Facebook waded deeper into the political debate around refugees in Europe with the launch of an initiative to counter hate speech in Germany yesterday (Jan. 18). But the social network still appears unwilling to embrace a role as arbiter of its users’ conversations.
The company is putting up €1 million ($1.1 million) and partnering with European non-profits and governments to develop ways to counter “online extremism” on the continent. The program is called the Initiative for Civil Courage, and it’s based in Berlin, with support from the German government.
Why Berlin? Facebook caved after months of complaints from German politicians, activists and celebrities that the firm wasn’t doing enough to restrict xenophobic and racist comments from users triggered by an inflow of asylum seekers to the country. German prosecutors even started a probe in November 2015 into Facebook’s top executive there for allegedly facilitating the incitement of racial hatred after a spike in anti-immigrant posts.
Germany’s justice minister requested—and received—a meeting with Facebook after reminding the social network that it was legally compelled to delete racist posts. The minister said he had received complaints that users flagging these posts were being told that the content had been checked, and that they didn’t break any of Facebook’s house rules.

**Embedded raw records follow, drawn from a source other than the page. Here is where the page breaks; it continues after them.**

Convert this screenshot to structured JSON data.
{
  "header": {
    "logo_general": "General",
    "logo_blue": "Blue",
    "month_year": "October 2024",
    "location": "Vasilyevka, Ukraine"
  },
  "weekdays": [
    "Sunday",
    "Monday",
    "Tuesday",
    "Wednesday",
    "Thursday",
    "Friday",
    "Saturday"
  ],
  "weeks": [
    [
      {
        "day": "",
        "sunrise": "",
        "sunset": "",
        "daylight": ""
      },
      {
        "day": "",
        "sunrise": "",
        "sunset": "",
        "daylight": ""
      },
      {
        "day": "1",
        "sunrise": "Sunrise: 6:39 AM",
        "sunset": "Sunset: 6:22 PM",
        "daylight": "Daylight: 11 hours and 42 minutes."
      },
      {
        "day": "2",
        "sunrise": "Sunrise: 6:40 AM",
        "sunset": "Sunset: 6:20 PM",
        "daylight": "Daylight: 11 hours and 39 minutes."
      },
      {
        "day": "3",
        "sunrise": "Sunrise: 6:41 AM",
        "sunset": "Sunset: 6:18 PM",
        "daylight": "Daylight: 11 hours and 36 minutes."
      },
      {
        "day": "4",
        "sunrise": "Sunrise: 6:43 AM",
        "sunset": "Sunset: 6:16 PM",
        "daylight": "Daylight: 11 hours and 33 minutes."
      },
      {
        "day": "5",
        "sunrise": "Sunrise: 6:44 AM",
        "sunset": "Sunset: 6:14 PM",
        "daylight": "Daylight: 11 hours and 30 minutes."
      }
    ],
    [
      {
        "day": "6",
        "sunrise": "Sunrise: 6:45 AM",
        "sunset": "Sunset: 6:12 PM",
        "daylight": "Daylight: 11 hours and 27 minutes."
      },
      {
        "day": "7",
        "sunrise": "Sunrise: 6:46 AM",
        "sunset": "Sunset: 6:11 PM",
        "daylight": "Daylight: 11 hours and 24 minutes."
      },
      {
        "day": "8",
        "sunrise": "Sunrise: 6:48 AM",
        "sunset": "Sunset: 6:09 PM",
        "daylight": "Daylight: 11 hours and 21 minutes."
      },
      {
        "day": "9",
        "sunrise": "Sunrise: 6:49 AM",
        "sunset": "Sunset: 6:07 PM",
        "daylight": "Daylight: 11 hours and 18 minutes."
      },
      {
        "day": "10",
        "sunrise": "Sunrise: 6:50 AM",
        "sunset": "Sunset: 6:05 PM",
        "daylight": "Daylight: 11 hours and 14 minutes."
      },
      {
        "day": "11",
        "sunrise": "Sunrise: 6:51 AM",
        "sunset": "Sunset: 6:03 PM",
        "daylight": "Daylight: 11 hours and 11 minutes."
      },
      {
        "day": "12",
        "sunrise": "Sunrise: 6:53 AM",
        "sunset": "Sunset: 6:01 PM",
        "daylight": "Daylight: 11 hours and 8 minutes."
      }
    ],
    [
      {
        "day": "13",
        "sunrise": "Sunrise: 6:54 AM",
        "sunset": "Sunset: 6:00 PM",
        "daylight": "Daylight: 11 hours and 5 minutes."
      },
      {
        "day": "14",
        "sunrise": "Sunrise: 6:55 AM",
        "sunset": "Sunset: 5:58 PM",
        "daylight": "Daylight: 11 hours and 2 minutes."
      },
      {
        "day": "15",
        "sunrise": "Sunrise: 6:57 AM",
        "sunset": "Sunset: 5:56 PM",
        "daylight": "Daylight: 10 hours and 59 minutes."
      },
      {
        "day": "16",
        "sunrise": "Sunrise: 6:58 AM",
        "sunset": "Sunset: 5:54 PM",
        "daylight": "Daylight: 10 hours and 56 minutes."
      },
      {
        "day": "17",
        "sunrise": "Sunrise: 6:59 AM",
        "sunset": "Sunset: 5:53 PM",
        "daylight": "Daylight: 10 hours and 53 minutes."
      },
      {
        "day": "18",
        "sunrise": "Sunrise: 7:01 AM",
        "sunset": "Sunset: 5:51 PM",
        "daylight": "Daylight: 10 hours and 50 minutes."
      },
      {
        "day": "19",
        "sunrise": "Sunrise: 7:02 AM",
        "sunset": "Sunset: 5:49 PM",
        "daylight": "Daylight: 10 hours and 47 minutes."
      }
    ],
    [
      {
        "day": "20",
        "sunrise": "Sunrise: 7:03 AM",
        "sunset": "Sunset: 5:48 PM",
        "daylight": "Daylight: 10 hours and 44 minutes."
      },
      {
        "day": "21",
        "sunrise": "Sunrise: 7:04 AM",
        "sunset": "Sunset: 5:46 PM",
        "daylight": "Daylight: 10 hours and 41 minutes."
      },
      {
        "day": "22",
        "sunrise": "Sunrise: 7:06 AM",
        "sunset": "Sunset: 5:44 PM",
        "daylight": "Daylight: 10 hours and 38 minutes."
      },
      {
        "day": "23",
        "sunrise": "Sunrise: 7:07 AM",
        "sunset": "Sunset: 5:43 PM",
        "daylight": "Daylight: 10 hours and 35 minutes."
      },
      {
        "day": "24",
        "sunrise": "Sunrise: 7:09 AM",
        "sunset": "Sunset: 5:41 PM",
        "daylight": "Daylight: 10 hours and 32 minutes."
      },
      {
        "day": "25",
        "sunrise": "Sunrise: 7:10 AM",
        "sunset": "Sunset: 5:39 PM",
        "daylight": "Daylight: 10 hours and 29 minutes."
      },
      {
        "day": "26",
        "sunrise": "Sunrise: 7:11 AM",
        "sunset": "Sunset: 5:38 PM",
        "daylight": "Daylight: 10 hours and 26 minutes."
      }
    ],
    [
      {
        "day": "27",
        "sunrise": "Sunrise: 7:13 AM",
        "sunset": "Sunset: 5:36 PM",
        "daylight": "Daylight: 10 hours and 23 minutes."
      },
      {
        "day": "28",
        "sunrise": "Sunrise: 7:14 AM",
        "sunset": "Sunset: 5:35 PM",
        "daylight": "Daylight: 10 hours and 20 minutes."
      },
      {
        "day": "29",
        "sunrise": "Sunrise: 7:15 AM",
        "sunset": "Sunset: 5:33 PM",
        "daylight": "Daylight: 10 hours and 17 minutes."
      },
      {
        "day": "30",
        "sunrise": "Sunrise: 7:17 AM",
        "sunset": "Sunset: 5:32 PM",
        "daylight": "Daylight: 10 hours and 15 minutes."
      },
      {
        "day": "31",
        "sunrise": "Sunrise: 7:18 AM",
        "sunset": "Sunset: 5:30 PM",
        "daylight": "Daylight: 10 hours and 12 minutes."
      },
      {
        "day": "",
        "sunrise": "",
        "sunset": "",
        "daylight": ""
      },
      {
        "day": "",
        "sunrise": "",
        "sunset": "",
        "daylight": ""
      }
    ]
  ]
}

The Civil Courage program is the latest in a series of public measures Facebook has taken to show it is taking the complaints seriously. On Jan. 15 it said it had hired an outsourcing agency to put more than 100 people to work finding and deleting racist content on the platform. That came after a September announcement that the German justice ministry would form a task force with social media platforms, including Facebook, to deal with online hate speech. In December, Facebook, Google and Twitter agreed to remove hate speech posted on their platforms within 24 hours, using German law, not their own terms of service, as a benchmark.
But for all its new initiatives and deals, Facebook’s actions are those of a company that’s hedging against getting more directly involved in fundamental debates around free speech and its restrictions. The platform has rules governing the limits of speech that its users may enjoy. Enforcement has always been the problem.
Facebook has an in-house “community operations” team tasked with monitoring user behavior but, under pressure, it’s apparently seen fit to spend its resources on contractors and third-parties. In other words, Facebook is putting the onus on monitoring hate-speech on non-profits and an outsourcing company instead of addressing the problem in-house.
The company didn’t say if it has increased the number of full-time community operations staff when contacted by Quartz. In a statement, a Facebook spokesperson said that it would “keep investing” in teams and working with partners to enforce its speech rules.
Perhaps Facebook is proceeding cautiously because previous attempts to pass judgment on current events were criticized. Recently, the company faced backlash over its decision to change its Safety Check policy and activate it during the Paris attacks in Dec. 2015, instead of only during natural disasters. This decision immediately raised questions about why the company hadn’t turned the feature on during bombings in Beirut days earlier. It continues to be criticized for its opaque deployment of the feature. It didn’t turn on Safety Check despite multiple attacks in Jakarta last week, for instance.
If Facebook is hoping its new measures in Germany will be enough to get it off the hook from politicians, activists and its own users, it may be disappointed. Calls for greater responsibility from Facebook over the use of the network for terrorism recruitment are now growing in the US. Time will tell if its actions so far in Germany will be enough to quell dissatisfaction there.